A couple of weeks later Clayworth found out that Yan had hacked into his email and Facebook accounts and sent an email to all of his contacts — including coworkers, managers, and some of his students — posing as him and claiming in graphic detail to have had a sexual encounter with a 15-year-old student.
She also posted a nude photo of him to his Facebook page that she had snapped of him in the shower without his permission while they were on vacation.
About a month later Clayworth discovered Yan was posting hundreds of nasty comments about him on sites like filthyliar.com and datingpsychoes.com calling him a child molester, a pedophile, a pervert, gay, and a sex maniac. He said at that point deleting them turned into a full-time job.
“Some days I would find 100 posts in one day,” he said.
He successfully sued Yan for defamation and a Malaysian court ordered her to desist and pay the equivalent of $66,000 in damages. But her relentless cyberstalking continued.
Yan was later found guilty of contempt of court and sentenced to jail, but she skipped the country instead. Clayworth believes she is currently living in Australia.
He said he has been looking for teaching work in Vancouver since January without luck, and is worried the incessant online smear campaign is scaring off potential employers as soon as they search his name.
Vancouver Police Department spokesman Sgt. Randy Fincham said there is little the police can do to help in a case like Clayworth’s because it is extremely difficult and time consuming to get an international arrest warrant issued, even in cases that involve homicide or multimillion-dollar fraud.
“It’s a super complex investigation,” he said. “Is it doable? It certainly is. If this person has already contacted the police, I suggest that they contact the investigating officer and determined exactly where their case stands, and they need to provide that officer with the time to look at it and call them back.”
In the meantime, Clayworth says he is considering becoming an educational speaker about cyberbullying, since he knows exactly how it feels to be on the receiving end.
“Emotionally, it’s one of the most frustrating and draining things I’ve ever been though,” he said.

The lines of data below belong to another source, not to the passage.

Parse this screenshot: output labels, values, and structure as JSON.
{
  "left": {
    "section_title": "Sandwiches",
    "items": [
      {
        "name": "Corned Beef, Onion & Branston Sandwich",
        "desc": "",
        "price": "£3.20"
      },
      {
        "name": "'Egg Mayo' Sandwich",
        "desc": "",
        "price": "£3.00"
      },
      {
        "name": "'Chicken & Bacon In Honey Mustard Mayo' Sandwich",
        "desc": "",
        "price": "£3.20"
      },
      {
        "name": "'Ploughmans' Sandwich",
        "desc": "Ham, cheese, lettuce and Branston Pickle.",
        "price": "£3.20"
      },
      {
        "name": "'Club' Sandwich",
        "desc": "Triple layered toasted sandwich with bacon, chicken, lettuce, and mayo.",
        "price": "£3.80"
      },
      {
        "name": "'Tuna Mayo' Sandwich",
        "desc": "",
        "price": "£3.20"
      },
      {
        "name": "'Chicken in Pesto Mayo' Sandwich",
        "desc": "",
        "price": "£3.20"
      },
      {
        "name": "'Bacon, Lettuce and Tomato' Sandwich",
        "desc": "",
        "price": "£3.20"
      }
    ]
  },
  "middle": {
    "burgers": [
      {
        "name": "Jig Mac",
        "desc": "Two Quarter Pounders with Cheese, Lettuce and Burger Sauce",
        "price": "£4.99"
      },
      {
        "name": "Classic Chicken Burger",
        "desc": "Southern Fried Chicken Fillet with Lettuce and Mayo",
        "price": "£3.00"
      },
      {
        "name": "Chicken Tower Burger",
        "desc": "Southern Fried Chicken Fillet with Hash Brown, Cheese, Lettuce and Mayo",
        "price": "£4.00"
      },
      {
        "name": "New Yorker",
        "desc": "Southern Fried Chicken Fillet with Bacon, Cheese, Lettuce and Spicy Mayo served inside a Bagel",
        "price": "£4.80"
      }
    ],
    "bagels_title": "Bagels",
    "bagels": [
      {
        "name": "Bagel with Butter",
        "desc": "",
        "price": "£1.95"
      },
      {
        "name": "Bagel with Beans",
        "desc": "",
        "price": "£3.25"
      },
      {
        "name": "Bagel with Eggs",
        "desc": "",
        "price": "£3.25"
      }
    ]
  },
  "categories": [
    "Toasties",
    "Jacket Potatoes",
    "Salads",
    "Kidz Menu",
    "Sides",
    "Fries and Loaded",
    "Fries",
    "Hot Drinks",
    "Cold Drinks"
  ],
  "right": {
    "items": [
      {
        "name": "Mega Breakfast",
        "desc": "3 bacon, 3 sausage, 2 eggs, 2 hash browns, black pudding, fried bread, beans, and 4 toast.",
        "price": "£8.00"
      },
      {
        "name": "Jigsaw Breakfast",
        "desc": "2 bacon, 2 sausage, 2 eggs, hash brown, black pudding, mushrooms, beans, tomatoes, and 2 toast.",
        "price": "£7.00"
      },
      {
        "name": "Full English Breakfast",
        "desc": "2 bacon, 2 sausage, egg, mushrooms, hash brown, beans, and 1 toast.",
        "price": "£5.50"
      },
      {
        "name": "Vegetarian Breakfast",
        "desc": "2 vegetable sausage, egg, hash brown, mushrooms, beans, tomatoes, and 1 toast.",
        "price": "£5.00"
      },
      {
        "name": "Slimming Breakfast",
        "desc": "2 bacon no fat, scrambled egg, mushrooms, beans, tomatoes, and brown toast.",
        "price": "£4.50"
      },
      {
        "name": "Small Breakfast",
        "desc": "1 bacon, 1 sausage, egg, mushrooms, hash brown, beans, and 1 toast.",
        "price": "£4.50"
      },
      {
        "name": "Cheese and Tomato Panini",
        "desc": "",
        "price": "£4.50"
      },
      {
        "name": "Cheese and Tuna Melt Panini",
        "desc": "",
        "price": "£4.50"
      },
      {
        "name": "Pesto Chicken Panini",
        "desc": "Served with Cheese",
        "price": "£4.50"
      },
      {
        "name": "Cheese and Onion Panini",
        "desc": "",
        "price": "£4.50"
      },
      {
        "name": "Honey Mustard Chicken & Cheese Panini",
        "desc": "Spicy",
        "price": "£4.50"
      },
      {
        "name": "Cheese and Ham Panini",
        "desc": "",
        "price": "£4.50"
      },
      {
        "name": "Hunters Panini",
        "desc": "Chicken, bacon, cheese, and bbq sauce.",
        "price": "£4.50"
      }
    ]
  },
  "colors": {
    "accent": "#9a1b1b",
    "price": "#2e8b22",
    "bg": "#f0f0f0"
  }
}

“This stuff is literally killing people… I know what it’s like to be in that corner, and I’m 35 years old. To be in that position as a teenager and to have to walk into your school every day — I mean, it was hard enough for me to go in there as a teacher, nevermind as a student.”